▶ ACTION ITEM
Search the data for the string "kind" and copy each line where it turns up.

** SOURCE RECORDS follows **

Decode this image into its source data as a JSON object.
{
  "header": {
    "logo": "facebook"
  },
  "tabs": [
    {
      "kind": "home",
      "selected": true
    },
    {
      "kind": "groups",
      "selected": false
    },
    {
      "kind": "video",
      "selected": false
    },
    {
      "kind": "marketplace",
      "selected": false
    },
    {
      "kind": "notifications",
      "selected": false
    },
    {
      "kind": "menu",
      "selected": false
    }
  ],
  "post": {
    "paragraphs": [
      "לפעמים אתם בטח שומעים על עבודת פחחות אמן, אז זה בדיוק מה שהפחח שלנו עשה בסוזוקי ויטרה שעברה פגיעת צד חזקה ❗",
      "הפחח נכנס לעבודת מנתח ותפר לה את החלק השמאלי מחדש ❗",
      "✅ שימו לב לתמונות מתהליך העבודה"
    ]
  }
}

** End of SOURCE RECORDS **

▶ WRITTEN RESPONSE
      "kind": "home",
      "kind": "groups",
      "kind": "video",
      "kind": "marketplace",
      "kind": "notifications",
      "kind": "menu",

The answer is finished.